### What you will do:
Each record is to be printed again precisely as it reads.
=-=-=-=-=
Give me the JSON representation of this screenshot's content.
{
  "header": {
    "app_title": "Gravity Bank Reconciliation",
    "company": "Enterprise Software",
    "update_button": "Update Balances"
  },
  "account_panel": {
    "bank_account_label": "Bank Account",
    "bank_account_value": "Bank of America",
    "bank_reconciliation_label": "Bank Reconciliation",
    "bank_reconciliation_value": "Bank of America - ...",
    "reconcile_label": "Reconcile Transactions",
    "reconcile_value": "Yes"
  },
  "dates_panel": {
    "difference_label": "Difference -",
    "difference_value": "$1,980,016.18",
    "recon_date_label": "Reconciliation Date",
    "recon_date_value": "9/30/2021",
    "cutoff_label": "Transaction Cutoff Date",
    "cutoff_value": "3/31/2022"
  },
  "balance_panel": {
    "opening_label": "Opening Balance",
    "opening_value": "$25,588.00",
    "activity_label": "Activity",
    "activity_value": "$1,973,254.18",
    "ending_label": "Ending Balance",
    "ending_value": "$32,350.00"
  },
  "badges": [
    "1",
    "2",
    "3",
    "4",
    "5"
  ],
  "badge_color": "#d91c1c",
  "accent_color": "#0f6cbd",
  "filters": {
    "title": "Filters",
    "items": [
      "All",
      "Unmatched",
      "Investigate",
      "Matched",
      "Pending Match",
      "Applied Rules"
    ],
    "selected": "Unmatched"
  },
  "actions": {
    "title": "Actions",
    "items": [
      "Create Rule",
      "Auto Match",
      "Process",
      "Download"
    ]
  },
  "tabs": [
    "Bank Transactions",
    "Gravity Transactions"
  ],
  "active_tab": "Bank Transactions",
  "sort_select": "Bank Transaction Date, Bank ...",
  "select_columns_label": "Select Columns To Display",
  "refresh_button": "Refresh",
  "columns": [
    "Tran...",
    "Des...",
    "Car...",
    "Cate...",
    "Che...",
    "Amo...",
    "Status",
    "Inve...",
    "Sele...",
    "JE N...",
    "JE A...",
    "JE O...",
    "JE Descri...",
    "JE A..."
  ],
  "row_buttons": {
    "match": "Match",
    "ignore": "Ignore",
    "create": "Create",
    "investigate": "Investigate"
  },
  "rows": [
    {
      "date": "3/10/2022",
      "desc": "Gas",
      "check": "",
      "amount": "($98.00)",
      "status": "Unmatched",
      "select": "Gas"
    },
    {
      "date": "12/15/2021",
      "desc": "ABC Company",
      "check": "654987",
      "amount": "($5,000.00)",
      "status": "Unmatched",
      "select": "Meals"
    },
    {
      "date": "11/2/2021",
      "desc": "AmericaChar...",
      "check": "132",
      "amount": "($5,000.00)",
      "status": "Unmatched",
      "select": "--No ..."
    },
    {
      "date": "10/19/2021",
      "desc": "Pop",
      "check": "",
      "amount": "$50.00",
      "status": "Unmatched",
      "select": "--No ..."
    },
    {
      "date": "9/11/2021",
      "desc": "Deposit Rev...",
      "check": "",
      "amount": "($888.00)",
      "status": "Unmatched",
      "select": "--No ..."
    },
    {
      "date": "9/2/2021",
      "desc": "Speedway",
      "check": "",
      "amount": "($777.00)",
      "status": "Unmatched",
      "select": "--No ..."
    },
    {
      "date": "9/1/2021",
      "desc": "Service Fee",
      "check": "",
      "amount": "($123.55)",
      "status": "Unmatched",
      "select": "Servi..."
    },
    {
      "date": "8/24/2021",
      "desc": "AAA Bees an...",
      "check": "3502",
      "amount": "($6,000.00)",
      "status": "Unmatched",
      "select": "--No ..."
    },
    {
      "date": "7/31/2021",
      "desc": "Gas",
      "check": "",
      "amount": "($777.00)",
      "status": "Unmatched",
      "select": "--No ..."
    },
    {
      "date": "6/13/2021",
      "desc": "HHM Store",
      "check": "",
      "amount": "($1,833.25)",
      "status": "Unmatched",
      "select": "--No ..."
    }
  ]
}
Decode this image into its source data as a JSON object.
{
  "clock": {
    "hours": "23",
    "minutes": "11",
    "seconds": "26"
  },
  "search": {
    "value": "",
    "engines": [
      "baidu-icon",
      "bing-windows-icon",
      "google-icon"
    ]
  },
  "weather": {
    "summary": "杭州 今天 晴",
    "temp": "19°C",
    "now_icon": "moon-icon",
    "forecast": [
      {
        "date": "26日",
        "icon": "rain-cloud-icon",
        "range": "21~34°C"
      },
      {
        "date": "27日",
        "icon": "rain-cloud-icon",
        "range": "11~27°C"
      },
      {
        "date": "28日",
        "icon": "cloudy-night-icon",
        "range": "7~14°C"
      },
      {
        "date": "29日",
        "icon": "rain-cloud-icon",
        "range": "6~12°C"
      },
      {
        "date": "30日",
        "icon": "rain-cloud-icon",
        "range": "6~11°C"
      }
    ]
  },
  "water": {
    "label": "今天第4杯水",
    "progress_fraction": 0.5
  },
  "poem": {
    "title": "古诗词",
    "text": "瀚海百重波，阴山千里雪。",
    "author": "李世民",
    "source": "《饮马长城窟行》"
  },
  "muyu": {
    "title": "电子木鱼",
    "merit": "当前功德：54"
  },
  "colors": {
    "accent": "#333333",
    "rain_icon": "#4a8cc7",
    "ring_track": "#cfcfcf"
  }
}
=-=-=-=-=
### Exercise solution:
Give me the JSON representation of this screenshot's content.
{
  "header": {
    "app_title": "Gravity Bank Reconciliation",
    "company": "Enterprise Software",
    "update_button": "Update Balances"
  },
  "account_panel": {
    "bank_account_label": "Bank Account",
    "bank_account_value": "Bank of America",
    "bank_reconciliation_label": "Bank Reconciliation",
    "bank_reconciliation_value": "Bank of America - ...",
    "reconcile_label": "Reconcile Transactions",
    "reconcile_value": "Yes"
  },
  "dates_panel": {
    "difference_label": "Difference -",
    "difference_value": "$1,980,016.18",
    "recon_date_label": "Reconciliation Date",
    "recon_date_value": "9/30/2021",
    "cutoff_label": "Transaction Cutoff Date",
    "cutoff_value": "3/31/2022"
  },
  "balance_panel": {
    "opening_label": "Opening Balance",
    "opening_value": "$25,588.00",
    "activity_label": "Activity",
    "activity_value": "$1,973,254.18",
    "ending_label": "Ending Balance",
    "ending_value": "$32,350.00"
  },
  "badges": [
    "1",
    "2",
    "3",
    "4",
    "5"
  ],
  "badge_color": "#d91c1c",
  "accent_color": "#0f6cbd",
  "filters": {
    "title": "Filters",
    "items": [
      "All",
      "Unmatched",
      "Investigate",
      "Matched",
      "Pending Match",
      "Applied Rules"
    ],
    "selected": "Unmatched"
  },
  "actions": {
    "title": "Actions",
    "items": [
      "Create Rule",
      "Auto Match",
      "Process",
      "Download"
    ]
  },
  "tabs": [
    "Bank Transactions",
    "Gravity Transactions"
  ],
  "active_tab": "Bank Transactions",
  "sort_select": "Bank Transaction Date, Bank ...",
  "select_columns_label": "Select Columns To Display",
  "refresh_button": "Refresh",
  "columns": [
    "Tran...",
    "Des...",
    "Car...",
    "Cate...",
    "Che...",
    "Amo...",
    "Status",
    "Inve...",
    "Sele...",
    "JE N...",
    "JE A...",
    "JE O...",
    "JE Descri...",
    "JE A..."
  ],
  "row_buttons": {
    "match": "Match",
    "ignore": "Ignore",
    "create": "Create",
    "investigate": "Investigate"
  },
  "rows": [
    {
      "date": "3/10/2022",
      "desc": "Gas",
      "check": "",
      "amount": "($98.00)",
      "status": "Unmatched",
      "select": "Gas"
    },
    {
      "date": "12/15/2021",
      "desc": "ABC Company",
      "check": "654987",
      "amount": "($5,000.00)",
      "status": "Unmatched",
      "select": "Meals"
    },
    {
      "date": "11/2/2021",
      "desc": "AmericaChar...",
      "check": "132",
      "amount": "($5,000.00)",
      "status": "Unmatched",
      "select": "--No ..."
    },
    {
      "date": "10/19/2021",
      "desc": "Pop",
      "check": "",
      "amount": "$50.00",
      "status": "Unmatched",
      "select": "--No ..."
    },
    {
      "date": "9/11/2021",
      "desc": "Deposit Rev...",
      "check": "",
      "amount": "($888.00)",
      "status": "Unmatched",
      "select": "--No ..."
    },
    {
      "date": "9/2/2021",
      "desc": "Speedway",
      "check": "",
      "amount": "($777.00)",
      "status": "Unmatched",
      "select": "--No ..."
    },
    {
      "date": "9/1/2021",
      "desc": "Service Fee",
      "check": "",
      "amount": "($123.55)",
      "status": "Unmatched",
      "select": "Servi..."
    },
    {
      "date": "8/24/2021",
      "desc": "AAA Bees an...",
      "check": "3502",
      "amount": "($6,000.00)",
      "status": "Unmatched",
      "select": "--No ..."
    },
    {
      "date": "7/31/2021",
      "desc": "Gas",
      "check": "",
      "amount": "($777.00)",
      "status": "Unmatched",
      "select": "--No ..."
    },
    {
      "date": "6/13/2021",
      "desc": "HHM Store",
      "check": "",
      "amount": "($1,833.25)",
      "status": "Unmatched",
      "select": "--No ..."
    }
  ]
}
Decode this image into its source data as a JSON object.
{
  "clock": {
    "hours": "23",
    "minutes": "11",
    "seconds": "26"
  },
  "search": {
    "value": "",
    "engines": [
      "baidu-icon",
      "bing-windows-icon",
      "google-icon"
    ]
  },
  "weather": {
    "summary": "杭州 今天 晴",
    "temp": "19°C",
    "now_icon": "moon-icon",
    "forecast": [
      {
        "date": "26日",
        "icon": "rain-cloud-icon",
        "range": "21~34°C"
      },
      {
        "date": "27日",
        "icon": "rain-cloud-icon",
        "range": "11~27°C"
      },
      {
        "date": "28日",
        "icon": "cloudy-night-icon",
        "range": "7~14°C"
      },
      {
        "date": "29日",
        "icon": "rain-cloud-icon",
        "range": "6~12°C"
      },
      {
        "date": "30日",
        "icon": "rain-cloud-icon",
        "range": "6~11°C"
      }
    ]
  },
  "water": {
    "label": "今天第4杯水",
    "progress_fraction": 0.5
  },
  "poem": {
    "title": "古诗词",
    "text": "瀚海百重波，阴山千里雪。",
    "author": "李世民",
    "source": "《饮马长城窟行》"
  },
  "muyu": {
    "title": "电子木鱼",
    "merit": "当前功德：54"
  },
  "colors": {
    "accent": "#333333",
    "rain_icon": "#4a8cc7",
    "ring_track": "#cfcfcf"
  }
}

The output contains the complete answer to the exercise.